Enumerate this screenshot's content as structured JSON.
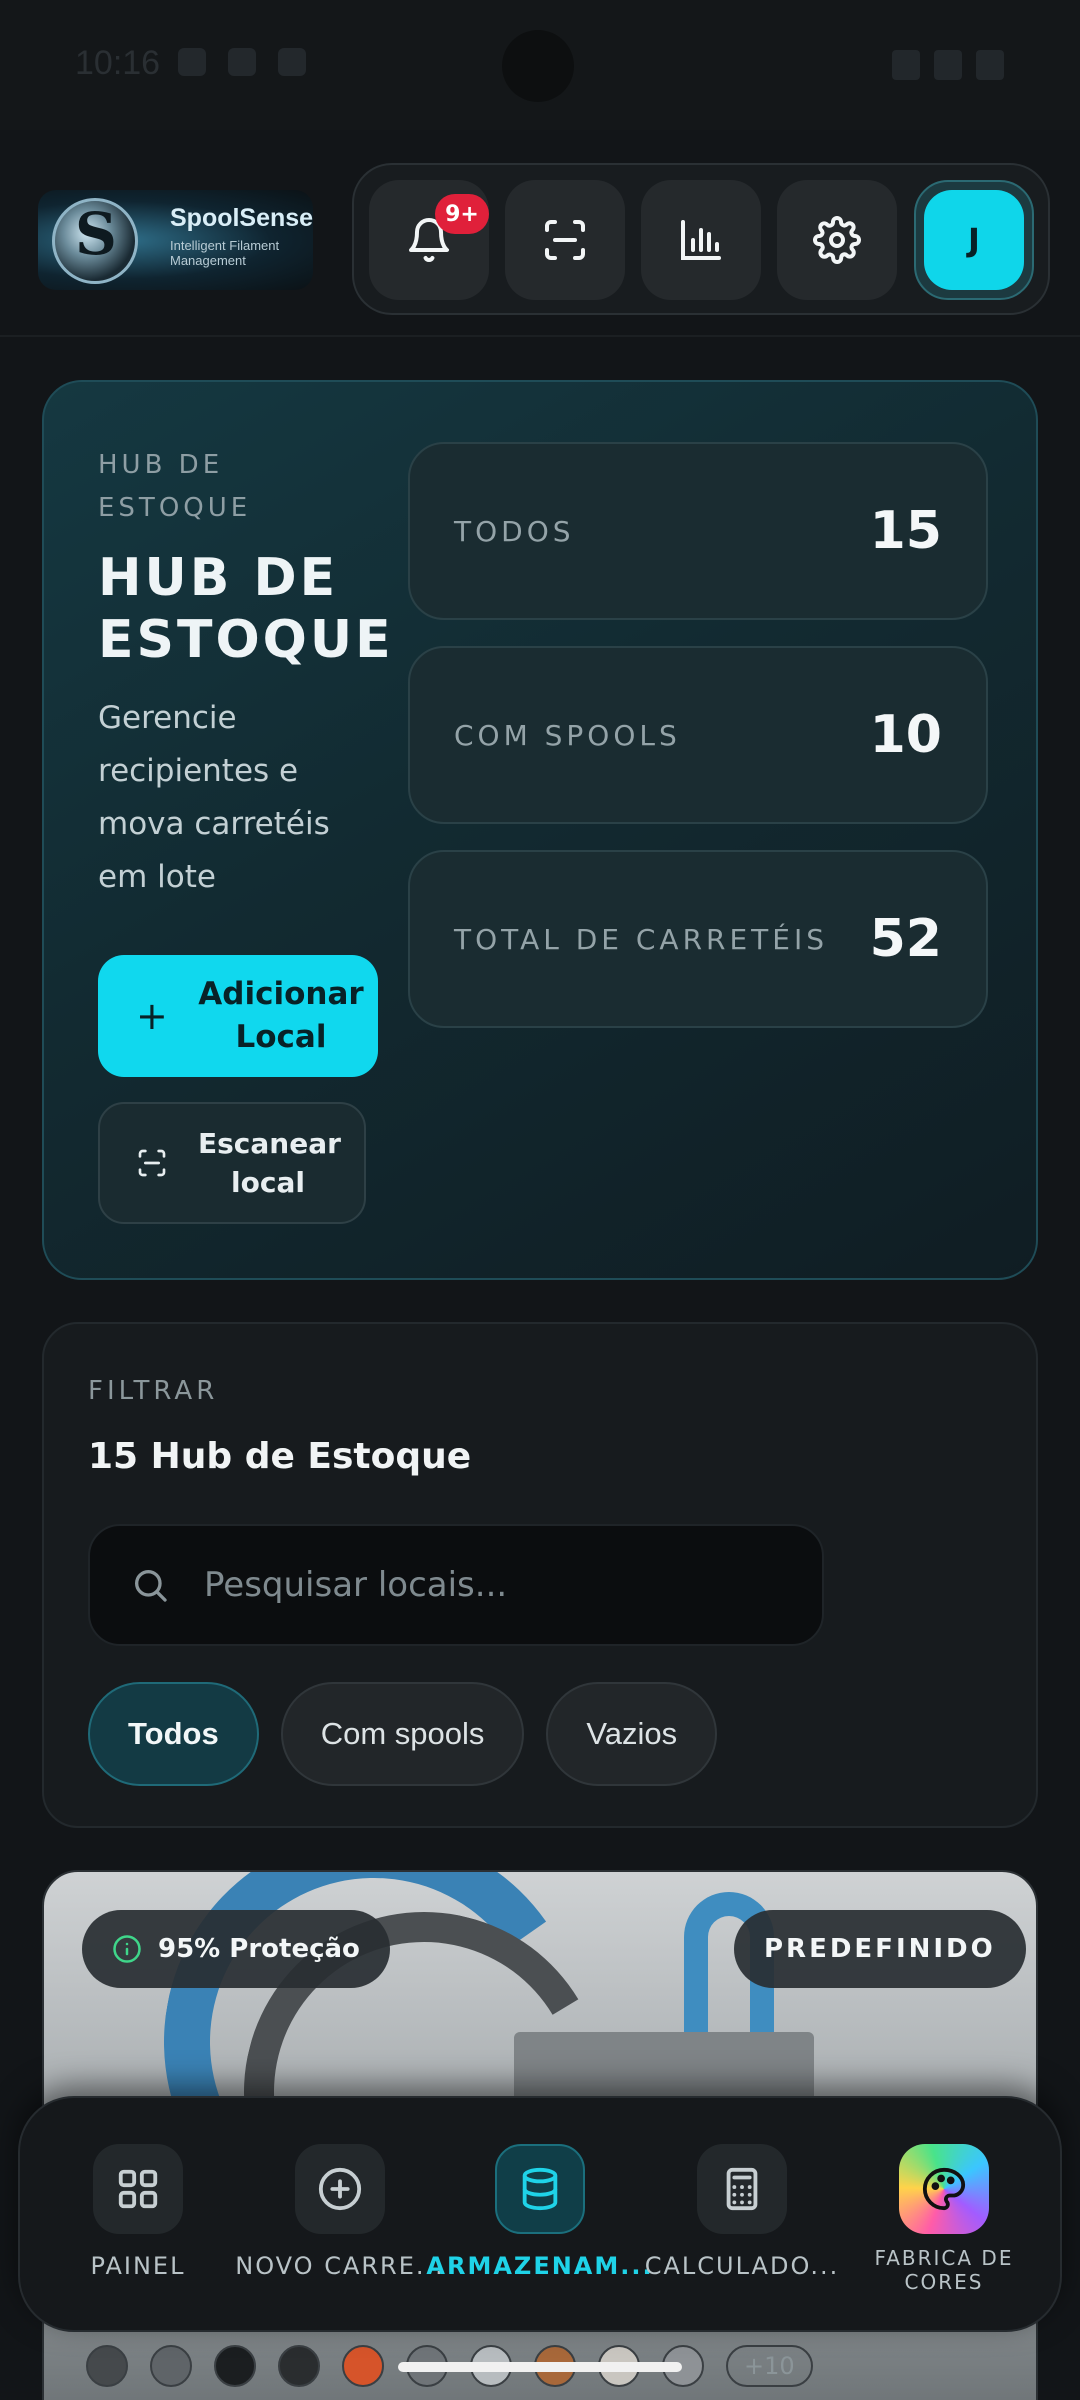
{
  "status_bar": {
    "time": "10:16"
  },
  "header": {
    "logo": {
      "name": "SpoolSense",
      "tagline": "Intelligent Filament Management"
    },
    "notification_badge": "9+",
    "avatar_initial": "J"
  },
  "hub": {
    "eyebrow": "HUB DE ESTOQUE",
    "title": "HUB DE ESTOQUE",
    "description": "Gerencie recipientes e mova carretéis em lote",
    "add_button": "Adicionar Local",
    "scan_button": "Escanear local",
    "stats": [
      {
        "label": "TODOS",
        "value": "15"
      },
      {
        "label": "COM SPOOLS",
        "value": "10"
      },
      {
        "label": "TOTAL DE CARRETÉIS",
        "value": "52"
      }
    ]
  },
  "filter": {
    "eyebrow": "FILTRAR",
    "title": "15 Hub de Estoque",
    "search_placeholder": "Pesquisar locais...",
    "chips": [
      "Todos",
      "Com spools",
      "Vazios"
    ],
    "active_chip": "Todos"
  },
  "location_card": {
    "protection": "95% Proteção",
    "preset": "PREDEFINIDO",
    "more_colors": "+10",
    "color_swatches": [
      "#45494c",
      "#5f6468",
      "#1b1e20",
      "#2a2d2f",
      "#d6542a",
      "#6f7478",
      "#b7bcbf",
      "#a8683a",
      "#c9c6c0",
      "#8e9296"
    ]
  },
  "bottom_nav": {
    "items": [
      {
        "label": "PAINEL",
        "icon": "grid-icon"
      },
      {
        "label": "NOVO CARRE...",
        "icon": "plus-circle-icon"
      },
      {
        "label": "ARMAZENAM...",
        "icon": "database-icon",
        "active": true
      },
      {
        "label": "CALCULADO...",
        "icon": "calculator-icon"
      },
      {
        "label": "FABRICA DE CORES",
        "icon": "palette-icon"
      }
    ]
  },
  "colors": {
    "accent": "#10d8ee",
    "badge": "#e0203a",
    "background": "#121518"
  }
}
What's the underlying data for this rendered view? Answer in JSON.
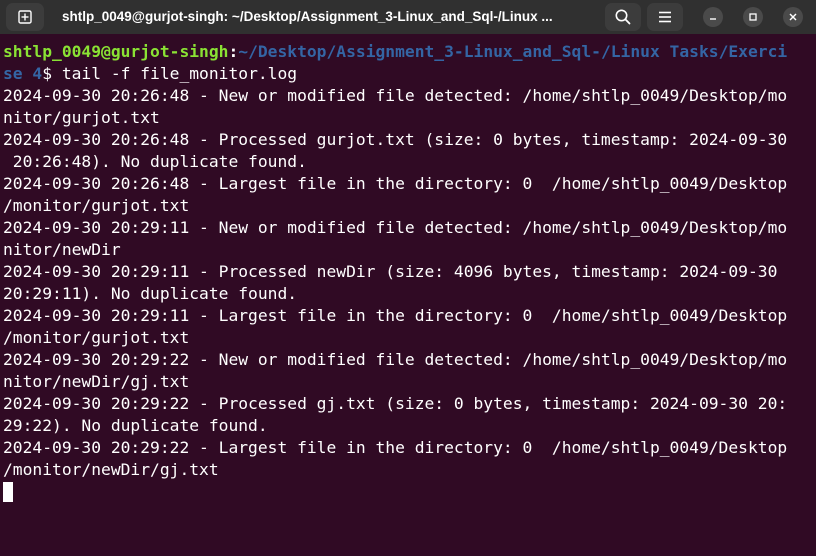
{
  "window": {
    "title": "shtlp_0049@gurjot-singh: ~/Desktop/Assignment_3-Linux_and_Sql-/Linux ..."
  },
  "icons": {
    "new_tab": "new-tab-icon",
    "search": "search-icon",
    "menu": "hamburger-menu-icon",
    "minimize": "minimize-icon",
    "maximize": "maximize-icon",
    "close": "close-icon"
  },
  "colors": {
    "background": "#300a24",
    "titlebar": "#303030",
    "prompt_user": "#8ae234",
    "prompt_path": "#3465a4",
    "text": "#ffffff"
  },
  "terminal": {
    "prompt": {
      "user_host": "shtlp_0049@gurjot-singh",
      "colon": ":",
      "path_part1": "~/Desktop/Assignment_3-Linux_and_Sql-/Linux Tasks/Exerci",
      "path_part2": "se 4",
      "symbol": "$ ",
      "command": "tail -f file_monitor.log"
    },
    "lines": [
      "2024-09-30 20:26:48 - New or modified file detected: /home/shtlp_0049/Desktop/mo",
      "nitor/gurjot.txt",
      "2024-09-30 20:26:48 - Processed gurjot.txt (size: 0 bytes, timestamp: 2024-09-30",
      " 20:26:48). No duplicate found.",
      "2024-09-30 20:26:48 - Largest file in the directory: 0  /home/shtlp_0049/Desktop",
      "/monitor/gurjot.txt",
      "2024-09-30 20:29:11 - New or modified file detected: /home/shtlp_0049/Desktop/mo",
      "nitor/newDir",
      "2024-09-30 20:29:11 - Processed newDir (size: 4096 bytes, timestamp: 2024-09-30",
      "20:29:11). No duplicate found.",
      "2024-09-30 20:29:11 - Largest file in the directory: 0  /home/shtlp_0049/Desktop",
      "/monitor/gurjot.txt",
      "2024-09-30 20:29:22 - New or modified file detected: /home/shtlp_0049/Desktop/mo",
      "nitor/newDir/gj.txt",
      "2024-09-30 20:29:22 - Processed gj.txt (size: 0 bytes, timestamp: 2024-09-30 20:",
      "29:22). No duplicate found.",
      "2024-09-30 20:29:22 - Largest file in the directory: 0  /home/shtlp_0049/Desktop",
      "/monitor/newDir/gj.txt"
    ]
  }
}
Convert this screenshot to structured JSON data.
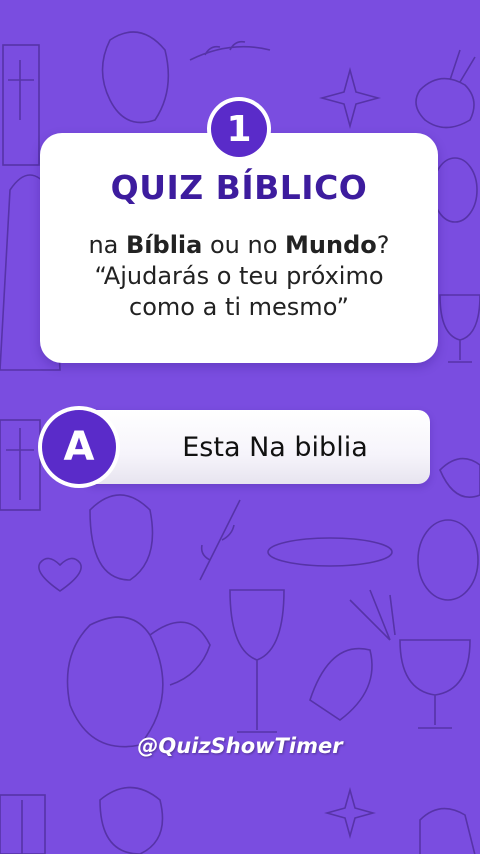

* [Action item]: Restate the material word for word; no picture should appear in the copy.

* [Exercise answer]:
Enumerate this screenshot's content as structured JSON.
{
  "status_bar": {
    "time": "10:16"
  },
  "header": {
    "logo": {
      "name": "SpoolSense",
      "tagline": "Intelligent Filament Management"
    },
    "notification_badge": "9+",
    "avatar_initial": "J"
  },
  "hub": {
    "eyebrow": "HUB DE ESTOQUE",
    "title": "HUB DE ESTOQUE",
    "description": "Gerencie recipientes e mova carretéis em lote",
    "add_button": "Adicionar Local",
    "scan_button": "Escanear local",
    "stats": [
      {
        "label": "TODOS",
        "value": "15"
      },
      {
        "label": "COM SPOOLS",
        "value": "10"
      },
      {
        "label": "TOTAL DE CARRETÉIS",
        "value": "52"
      }
    ]
  },
  "filter": {
    "eyebrow": "FILTRAR",
    "title": "15 Hub de Estoque",
    "search_placeholder": "Pesquisar locais...",
    "chips": [
      "Todos",
      "Com spools",
      "Vazios"
    ],
    "active_chip": "Todos"
  },
  "location_card": {
    "protection": "95% Proteção",
    "preset": "PREDEFINIDO",
    "more_colors": "+10",
    "color_swatches": [
      "#45494c",
      "#5f6468",
      "#1b1e20",
      "#2a2d2f",
      "#d6542a",
      "#6f7478",
      "#b7bcbf",
      "#a8683a",
      "#c9c6c0",
      "#8e9296"
    ]
  },
  "bottom_nav": {
    "items": [
      {
        "label": "PAINEL",
        "icon": "grid-icon"
      },
      {
        "label": "NOVO CARRE...",
        "icon": "plus-circle-icon"
      },
      {
        "label": "ARMAZENAM...",
        "icon": "database-icon",
        "active": true
      },
      {
        "label": "CALCULADO...",
        "icon": "calculator-icon"
      },
      {
        "label": "FABRICA DE CORES",
        "icon": "palette-icon"
      }
    ]
  },
  "colors": {
    "accent": "#10d8ee",
    "badge": "#e0203a",
    "background": "#121518"
  }
}
What's the underlying data for this rendered view? Answer in JSON.
{
  "window": {
    "title": "shtlp_0049@gurjot-singh: ~/Desktop/Assignment_3-Linux_and_Sql-/Linux ..."
  },
  "icons": {
    "new_tab": "new-tab-icon",
    "search": "search-icon",
    "menu": "hamburger-menu-icon",
    "minimize": "minimize-icon",
    "maximize": "maximize-icon",
    "close": "close-icon"
  },
  "colors": {
    "background": "#300a24",
    "titlebar": "#303030",
    "prompt_user": "#8ae234",
    "prompt_path": "#3465a4",
    "text": "#ffffff"
  },
  "terminal": {
    "prompt": {
      "user_host": "shtlp_0049@gurjot-singh",
      "colon": ":",
      "path_part1": "~/Desktop/Assignment_3-Linux_and_Sql-/Linux Tasks/Exerci",
      "path_part2": "se 4",
      "symbol": "$ ",
      "command": "tail -f file_monitor.log"
    },
    "lines": [
      "2024-09-30 20:26:48 - New or modified file detected: /home/shtlp_0049/Desktop/mo",
      "nitor/gurjot.txt",
      "2024-09-30 20:26:48 - Processed gurjot.txt (size: 0 bytes, timestamp: 2024-09-30",
      " 20:26:48). No duplicate found.",
      "2024-09-30 20:26:48 - Largest file in the directory: 0  /home/shtlp_0049/Desktop",
      "/monitor/gurjot.txt",
      "2024-09-30 20:29:11 - New or modified file detected: /home/shtlp_0049/Desktop/mo",
      "nitor/newDir",
      "2024-09-30 20:29:11 - Processed newDir (size: 4096 bytes, timestamp: 2024-09-30",
      "20:29:11). No duplicate found.",
      "2024-09-30 20:29:11 - Largest file in the directory: 0  /home/shtlp_0049/Desktop",
      "/monitor/gurjot.txt",
      "2024-09-30 20:29:22 - New or modified file detected: /home/shtlp_0049/Desktop/mo",
      "nitor/newDir/gj.txt",
      "2024-09-30 20:29:22 - Processed gj.txt (size: 0 bytes, timestamp: 2024-09-30 20:",
      "29:22). No duplicate found.",
      "2024-09-30 20:29:22 - Largest file in the directory: 0  /home/shtlp_0049/Desktop",
      "/monitor/newDir/gj.txt"
    ]
  }
}
Convert this screenshot to structured JSON data.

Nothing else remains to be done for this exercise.